The U.S. Environmental Protection Agency has proposed reducing the amount of ethanol and other biofuels that must be mixed into the nation’s fuel supply. Fuel blenders would be required to use 15.21 billion gallons of biofuel in 2014, down from 16.55 billion gallons last year.
That’s a good sign that the EPA finally recognizes the federal mandate for ethanol is creating economic distortions. But the mandate should be cut much more significantly, with the ultimate goal that it be eliminated.
The Energy Independence and Security Act of 2007 set benchmarks for a huge increase in the production of domestic biofuels, supposedly to boost national security and help the environment by reducing U.S. consumption of foreign oil.

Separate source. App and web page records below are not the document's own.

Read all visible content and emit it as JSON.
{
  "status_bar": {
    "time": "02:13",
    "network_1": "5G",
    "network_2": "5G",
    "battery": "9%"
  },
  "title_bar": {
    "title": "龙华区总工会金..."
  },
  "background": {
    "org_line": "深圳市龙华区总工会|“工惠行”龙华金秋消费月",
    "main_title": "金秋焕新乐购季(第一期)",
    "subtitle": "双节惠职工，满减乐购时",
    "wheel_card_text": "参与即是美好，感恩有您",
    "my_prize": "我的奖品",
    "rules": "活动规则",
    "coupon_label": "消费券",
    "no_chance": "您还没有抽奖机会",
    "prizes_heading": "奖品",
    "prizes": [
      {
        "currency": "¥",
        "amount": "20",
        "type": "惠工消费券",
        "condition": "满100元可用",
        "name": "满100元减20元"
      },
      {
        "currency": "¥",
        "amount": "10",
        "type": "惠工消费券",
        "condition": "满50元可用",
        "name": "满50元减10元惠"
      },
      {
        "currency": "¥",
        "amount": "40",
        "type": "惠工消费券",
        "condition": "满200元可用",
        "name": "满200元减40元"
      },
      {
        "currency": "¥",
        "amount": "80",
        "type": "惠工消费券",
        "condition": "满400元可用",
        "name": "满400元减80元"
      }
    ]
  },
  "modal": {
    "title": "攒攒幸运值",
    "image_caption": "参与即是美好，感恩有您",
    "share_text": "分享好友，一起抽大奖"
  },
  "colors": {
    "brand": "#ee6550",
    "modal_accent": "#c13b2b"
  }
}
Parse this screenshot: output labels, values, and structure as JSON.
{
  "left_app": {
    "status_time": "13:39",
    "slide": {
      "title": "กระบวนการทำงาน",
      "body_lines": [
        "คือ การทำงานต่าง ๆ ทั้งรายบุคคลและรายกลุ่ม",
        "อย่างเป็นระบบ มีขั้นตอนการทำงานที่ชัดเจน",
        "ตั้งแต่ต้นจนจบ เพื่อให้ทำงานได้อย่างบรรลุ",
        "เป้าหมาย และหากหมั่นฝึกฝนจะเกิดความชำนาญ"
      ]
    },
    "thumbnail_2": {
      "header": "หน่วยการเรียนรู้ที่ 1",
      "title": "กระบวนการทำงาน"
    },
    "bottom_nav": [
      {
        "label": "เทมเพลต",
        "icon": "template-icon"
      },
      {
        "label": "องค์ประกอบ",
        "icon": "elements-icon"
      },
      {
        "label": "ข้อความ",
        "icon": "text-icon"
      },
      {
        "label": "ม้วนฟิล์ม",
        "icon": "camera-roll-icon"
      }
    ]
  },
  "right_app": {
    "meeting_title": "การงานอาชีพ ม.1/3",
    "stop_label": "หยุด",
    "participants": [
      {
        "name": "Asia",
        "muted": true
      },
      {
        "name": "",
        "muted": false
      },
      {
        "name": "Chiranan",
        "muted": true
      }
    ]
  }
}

Ethanol does reduce oil consumption. But most of the ethanol in the U.S. is made from corn. Nearly 40 percent of the U.S. corn crop goes to ethanol.
Corn is the No. 1 source of livestock feed. When so much corn is diverted into making ethanol, feed prices go up. Americans subsidize ethanol through tax breaks, and then they pay for ethanol again through higher food prices.
But conservation efforts and a tough economy have curbed the nation’s demand for fuel. North American oil and gas production has skyrocketed, thanks to new extraction techniques. So the demand for ethanol has been far less than expected.
That has put fuel blenders in a bind. Federal law requires them to mix their gasoline with huge, fixed amounts of biofuels. The standard mix is nine parts gas to one part, or 10 percent, ethanol. At that level, ethanol is safe for gasoline-powered cars.
The problem is that from a practical standpoint, blenders have hit a wall. Cutting their gas with 10 percent ethanol doesn’t use enough ethanol to meet the mandate.
The biofuel lobby wants to bump up the amount of ethanol to 15 percent or more. Auto manufacturers warn that such highly diluted fuel could damage some cars. Gas stations have no reason to offer blends with more ethanol, since consumer demand for that is practically nil. That hasn’t stopped the corn growers and other pro-ethanol groups from pressing for the government to require the use of still more ethanol.
None of this makes economic sense. It’s time to put a stop to the mandate.Chicago Tribune